Ahead of Prime Minister Narendra Modi's meeting with US President Donald Trump, the United States has said abrogation of Article 370 is an internal matter of New Delhi.
The US also called on Pakistan to prevent the infiltration of terrorists across the Line of Control (LoC) and to crack down on terrorist groups operating on its territory.
A senior US administration official who briefed reporters on Friday regarding Trump's agenda for the upcoming G7 Summit in Paris said the Kashmir issue between India and Pakistan is expected to come up during the meeting.
"India's decision to rescind Article 370 in Kashmir is an internal decision, but certainly with regional implications. And President Trump will likely want to hear how Prime Minister Modi intends to calm regional tensions in light of this significant move," said the official.
"And certainly, President Trump is also calling on Pakistan to prevent the infiltration of militants across the Line of Control that divides Kashmir and to crack down on groups on its territory that have attacked India in the past," said the official.
Prime Minister Modi will meet Trump on the sidelines of the G7 summit at Biarritz in Paris during the weekend.
The official said that Trump is looking forward to meeting Modi and the two leaders will discuss the strategic partnership and issues like defence cooperation, counterterrorism, and trade.
"President Trump is very much looking forward to his meeting with Indian Prime Minister Modi, where they will discuss the strategic partnership and how they can cooperate more closely on issues like defence cooperation, counterterrorism, and trade," he said.
"We expect the two leaders to build on the very productive discussions they had in Osaka at the G20, as well as the phone call that they held earlier this week. They will look for solutions on the trade front. The U.S. is looking to India to reduce tariffs and open its markets," he added.
After a brief conversation with Pakistan Prime Minister Imran Khan on Tuesday, the US President once again offered his proposal to mediate on Kashmir, despite making it clear before that the ongoing dispute in the region should be resolved bilaterally by India and Pakistan.
Ramping up rhetoric against India, Pakistan has been endlessly trying to involve the international community in the wake of New Delhi's historic decision to change the constitutional status of Jammu and Kashmir. This is despite India's time and again reiteration that the matter is strictly "internal" to the country.
The US official has also said that India never requested for "any mediation".
"We just note that India has not requested any formal mediation. But the President has said, you know, he's friends with both leaders -- both Prime Minister Khan of Pakistan and Prime Minister Modi of India. And he stands ready to assist if they both would like him to do so," the official said.
Adhering to Khan's request on Tuesday, the US President once again offered to mediate on the issue.

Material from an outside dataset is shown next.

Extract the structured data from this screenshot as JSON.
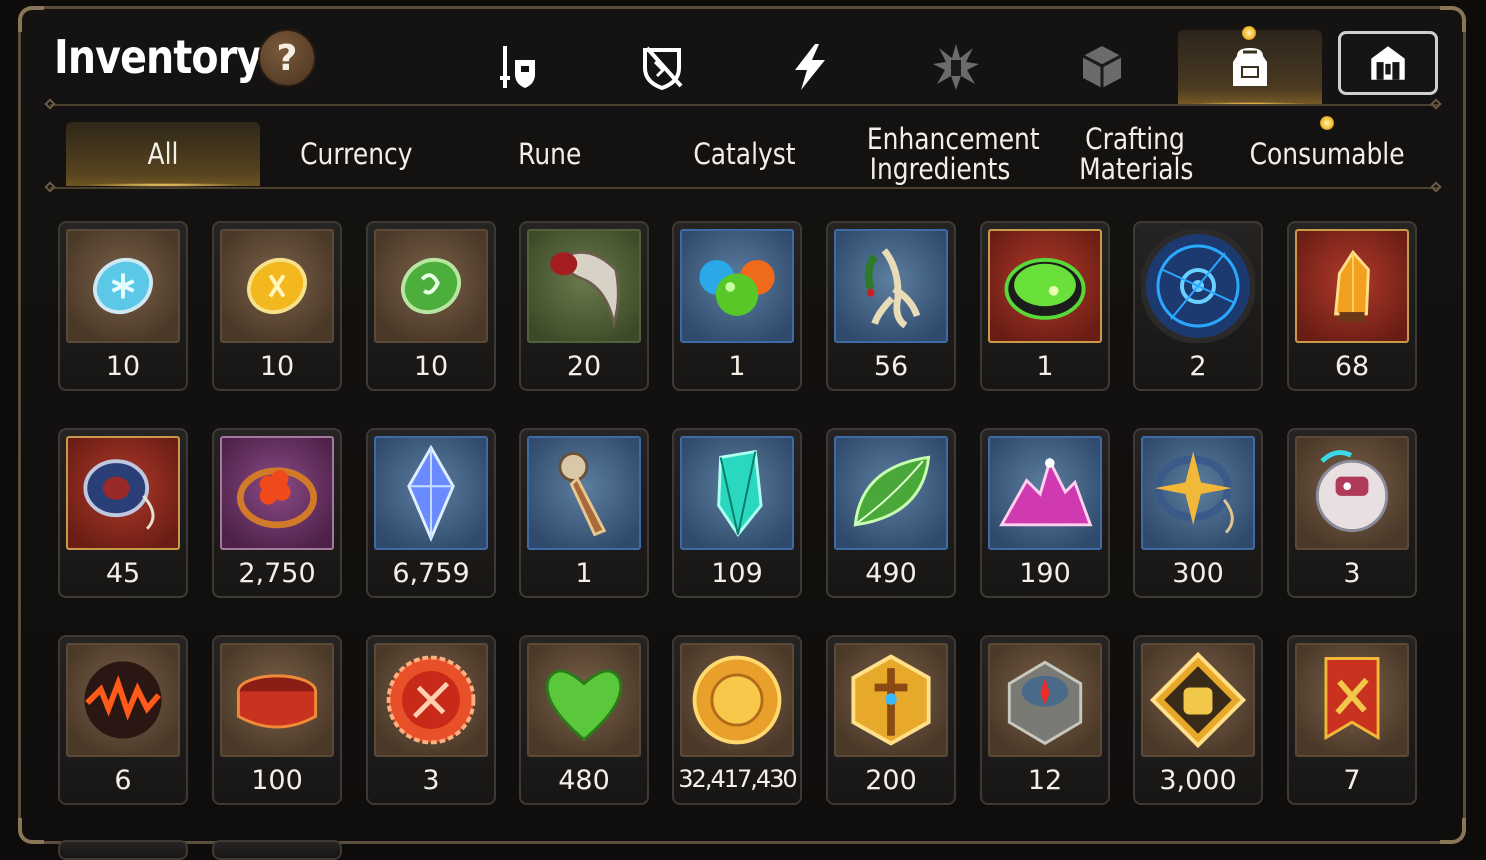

Calling Kashmir a "complicated situation", Trump said, "A lot has to do with religion. You have the Hindus, and you have the Muslims. This has been going on for decades."
Last month too, following Trump's initial offer to mediate on Kashmir, New Delhi had categorically denied that Prime Minister Narendra Modi had ever requested the US president to meditate on the issue.
(This story has not been edited by Business Standard staff and is auto-generated from a syndicated feed.)